Ms. Genduso, of M.S. 442, said the approach was introduced at a challenging time for the school. A third of the students at the school require special-education assistance and attend classes that include a number of high-performing students. Even with two teachers (one trained for special education), it was difficult to engage everyone.
“We were not reaching all of these kids,” Ms. Genduso said.
In late 2012, educators at the school were trying to think big. Housed on the second floor of a sprawling brick building on Hoyt Street, M.S. 442 was 14 years old and struggling with low test scores and declining enrollment. It had done a poor job of attracting families from the neighboring brownstones, and many of the teachers were dispirited. The school shed its name, New Horizons Middle School, and introduced computers. Some teachers began using computers for in-class lessons. Another group thought it would complement the student advising system. The changes led to conversations about what had been happening inside classrooms and whether a new approach was needed.

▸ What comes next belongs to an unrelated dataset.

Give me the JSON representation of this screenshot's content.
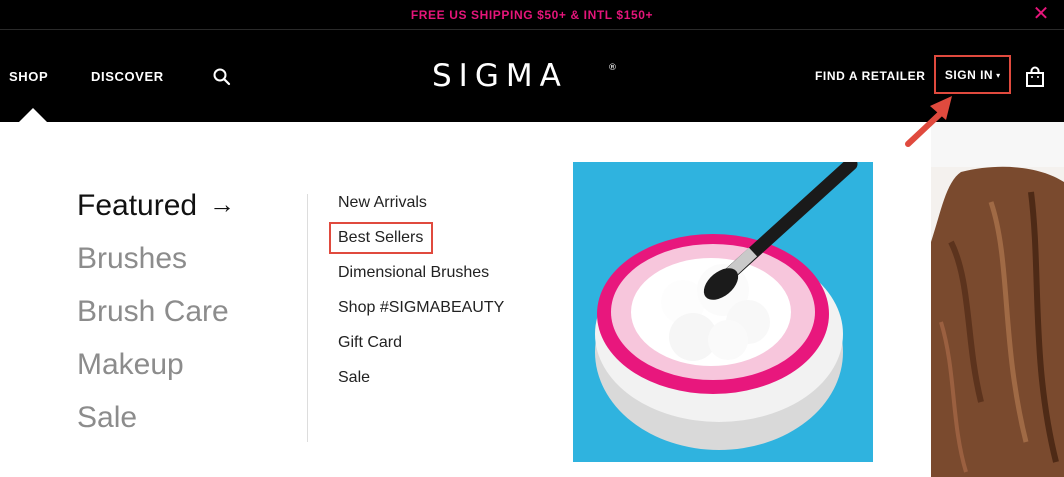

Eventually, the school decided to switch to mastery-based education. Still, the move was slow. First, the school offered more hands-on group activities. For a seventh-grade math unit on ratios and proportion, for example, the class opened a pretend catering company. Students practiced their math skills as they figured out pricing and discounts for their menus.
The next year, the school transformed its mentoring program. Students set behavioral goals and logged online. They could determine to be on time more often, do their homework more regularly or talk less in science class. Their mentors noted their goals and the progress made. The platform was a hit with students and with teachers, who believed it empowered children to think about their growth in new ways.
In the 2013-14 school year, educators at the school came up with a list of desired academic outcomes. If students could be motivated by an online log to stop talking in class, perhaps a log would motivate them to learn to write an introductory paragraph or add fractions.
Engaged by the project, Jared Sutton, a 27-year-old algebra teacher, helped develop a software program for grading called the Hive. It’s the program that Moheeb uses, via his iPhone or a classroom computer, when he wants to check his progress, which he does multiple times a day.
Parents, however, remained skeptical. While students received end-of-year report cards with their mastery points translated into percentage grades (necessary when applying to high school), many parents were confused by the frequent progress reports detailing dozens of outcomes for each subject. Some simply wanted to know whether their children were passing.
“There can be a real concern that they don’t understand,” said Noreen Mills, principal of M.S. 442. “But once they understand, they get on board.”
On a sunny morning last spring, the new approach was visible in a sixth-grade math class. Signs around the room reinforced the school’s philosophy: “Failing proves that you are trying,” one read; another, “Being wrong is the key to being successful.”
Students in T-shirts and hoodies organized into four groups. At one table, they worked on a conversion problem, trying to determine when a dog owner would need to buy more dog food. The dog owner had 45 pounds of kibbles, and the dog ate 10 ounces a day. The problem tested a math skill they would need to master by the end of sixth grade: “I can convert from one unit of measurement to another.”
“He’s confused,” one boy said of his seatmate, who had circled the correct answer but was puzzled by the procedure. “But at least he got the right answer.”
“I don’t think we should leave it at that,” said Priyanka Katumuluwa, their teacher, who leaned over their desks as she pointed to the problem. Both boys looked up at her, then down again at the page. They were listening intently.